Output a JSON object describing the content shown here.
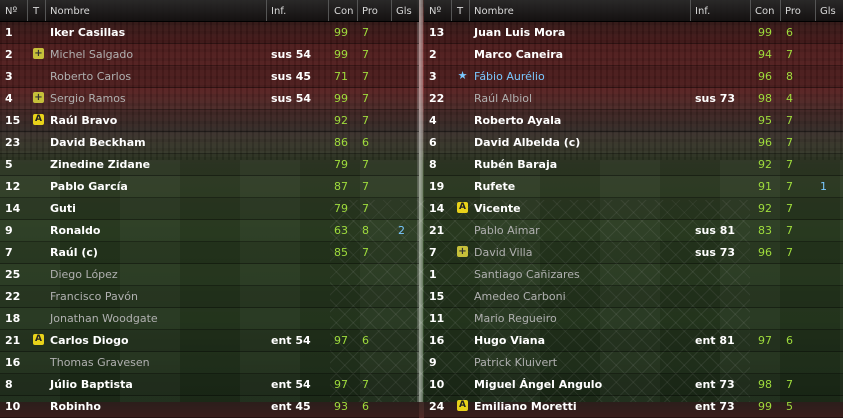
{
  "headers": {
    "num": "Nº",
    "t": "T",
    "name": "Nombre",
    "inf": "Inf.",
    "con": "Con",
    "pro": "Pro",
    "gls": "Gls"
  },
  "colors": {
    "value_green": "#9fdc3c",
    "goals_blue": "#7ac8ff",
    "tag_yellow": "#e8d21a"
  },
  "left": [
    {
      "num": "1",
      "tag": "",
      "name": "Iker Casillas",
      "inf": "",
      "con": "99",
      "pro": "7",
      "gls": "",
      "dim": false
    },
    {
      "num": "2",
      "tag": "plus-icon",
      "name": "Michel Salgado",
      "inf": "sus 54",
      "con": "99",
      "pro": "7",
      "gls": "",
      "dim": true
    },
    {
      "num": "3",
      "tag": "",
      "name": "Roberto Carlos",
      "inf": "sus 45",
      "con": "71",
      "pro": "7",
      "gls": "",
      "dim": true
    },
    {
      "num": "4",
      "tag": "plus-icon",
      "name": "Sergio Ramos",
      "inf": "sus 54",
      "con": "99",
      "pro": "7",
      "gls": "",
      "dim": true
    },
    {
      "num": "15",
      "tag": "a-icon",
      "name": "Raúl Bravo",
      "inf": "",
      "con": "92",
      "pro": "7",
      "gls": "",
      "dim": false
    },
    {
      "num": "23",
      "tag": "",
      "name": "David Beckham",
      "inf": "",
      "con": "86",
      "pro": "6",
      "gls": "",
      "dim": false
    },
    {
      "num": "5",
      "tag": "",
      "name": "Zinedine Zidane",
      "inf": "",
      "con": "79",
      "pro": "7",
      "gls": "",
      "dim": false
    },
    {
      "num": "12",
      "tag": "",
      "name": "Pablo García",
      "inf": "",
      "con": "87",
      "pro": "7",
      "gls": "",
      "dim": false
    },
    {
      "num": "14",
      "tag": "",
      "name": "Guti",
      "inf": "",
      "con": "79",
      "pro": "7",
      "gls": "",
      "dim": false
    },
    {
      "num": "9",
      "tag": "",
      "name": "Ronaldo",
      "inf": "",
      "con": "63",
      "pro": "8",
      "gls": "2",
      "dim": false
    },
    {
      "num": "7",
      "tag": "",
      "name": "Raúl (c)",
      "inf": "",
      "con": "85",
      "pro": "7",
      "gls": "",
      "dim": false
    },
    {
      "num": "25",
      "tag": "",
      "name": "Diego López",
      "inf": "",
      "con": "",
      "pro": "",
      "gls": "",
      "dim": true
    },
    {
      "num": "22",
      "tag": "",
      "name": "Francisco Pavón",
      "inf": "",
      "con": "",
      "pro": "",
      "gls": "",
      "dim": true
    },
    {
      "num": "18",
      "tag": "",
      "name": "Jonathan Woodgate",
      "inf": "",
      "con": "",
      "pro": "",
      "gls": "",
      "dim": true
    },
    {
      "num": "21",
      "tag": "a-icon",
      "name": "Carlos Diogo",
      "inf": "ent 54",
      "con": "97",
      "pro": "6",
      "gls": "",
      "dim": false
    },
    {
      "num": "16",
      "tag": "",
      "name": "Thomas Gravesen",
      "inf": "",
      "con": "",
      "pro": "",
      "gls": "",
      "dim": true
    },
    {
      "num": "8",
      "tag": "",
      "name": "Júlio Baptista",
      "inf": "ent 54",
      "con": "97",
      "pro": "7",
      "gls": "",
      "dim": false
    },
    {
      "num": "10",
      "tag": "",
      "name": "Robinho",
      "inf": "ent 45",
      "con": "93",
      "pro": "6",
      "gls": "",
      "dim": false
    }
  ],
  "right": [
    {
      "num": "13",
      "tag": "",
      "name": "Juan Luis Mora",
      "inf": "",
      "con": "99",
      "pro": "6",
      "gls": "",
      "dim": false
    },
    {
      "num": "2",
      "tag": "",
      "name": "Marco Caneira",
      "inf": "",
      "con": "94",
      "pro": "7",
      "gls": "",
      "dim": false
    },
    {
      "num": "3",
      "tag": "star-icon",
      "name": "Fábio Aurélio",
      "inf": "",
      "con": "96",
      "pro": "8",
      "gls": "",
      "dim": false,
      "blue": true
    },
    {
      "num": "22",
      "tag": "",
      "name": "Raúl Albiol",
      "inf": "sus 73",
      "con": "98",
      "pro": "4",
      "gls": "",
      "dim": true
    },
    {
      "num": "4",
      "tag": "",
      "name": "Roberto Ayala",
      "inf": "",
      "con": "95",
      "pro": "7",
      "gls": "",
      "dim": false
    },
    {
      "num": "6",
      "tag": "",
      "name": "David Albelda (c)",
      "inf": "",
      "con": "96",
      "pro": "7",
      "gls": "",
      "dim": false
    },
    {
      "num": "8",
      "tag": "",
      "name": "Rubén Baraja",
      "inf": "",
      "con": "92",
      "pro": "7",
      "gls": "",
      "dim": false
    },
    {
      "num": "19",
      "tag": "",
      "name": "Rufete",
      "inf": "",
      "con": "91",
      "pro": "7",
      "gls": "1",
      "dim": false
    },
    {
      "num": "14",
      "tag": "a-icon",
      "name": "Vicente",
      "inf": "",
      "con": "92",
      "pro": "7",
      "gls": "",
      "dim": false
    },
    {
      "num": "21",
      "tag": "",
      "name": "Pablo Aimar",
      "inf": "sus 81",
      "con": "83",
      "pro": "7",
      "gls": "",
      "dim": true
    },
    {
      "num": "7",
      "tag": "plus-icon",
      "name": "David Villa",
      "inf": "sus 73",
      "con": "96",
      "pro": "7",
      "gls": "",
      "dim": true
    },
    {
      "num": "1",
      "tag": "",
      "name": "Santiago Cañizares",
      "inf": "",
      "con": "",
      "pro": "",
      "gls": "",
      "dim": true
    },
    {
      "num": "15",
      "tag": "",
      "name": "Amedeo Carboni",
      "inf": "",
      "con": "",
      "pro": "",
      "gls": "",
      "dim": true
    },
    {
      "num": "11",
      "tag": "",
      "name": "Mario Regueiro",
      "inf": "",
      "con": "",
      "pro": "",
      "gls": "",
      "dim": true
    },
    {
      "num": "16",
      "tag": "",
      "name": "Hugo Viana",
      "inf": "ent 81",
      "con": "97",
      "pro": "6",
      "gls": "",
      "dim": false
    },
    {
      "num": "9",
      "tag": "",
      "name": "Patrick Kluivert",
      "inf": "",
      "con": "",
      "pro": "",
      "gls": "",
      "dim": true
    },
    {
      "num": "10",
      "tag": "",
      "name": "Miguel Ángel Angulo",
      "inf": "ent 73",
      "con": "98",
      "pro": "7",
      "gls": "",
      "dim": false
    },
    {
      "num": "24",
      "tag": "a-icon",
      "name": "Emiliano Moretti",
      "inf": "ent 73",
      "con": "99",
      "pro": "5",
      "gls": "",
      "dim": false
    }
  ]
}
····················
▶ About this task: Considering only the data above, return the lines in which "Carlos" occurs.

▶ Answer space:
      "name": "Roberto Carlos",
      "name": "Carlos Diogo",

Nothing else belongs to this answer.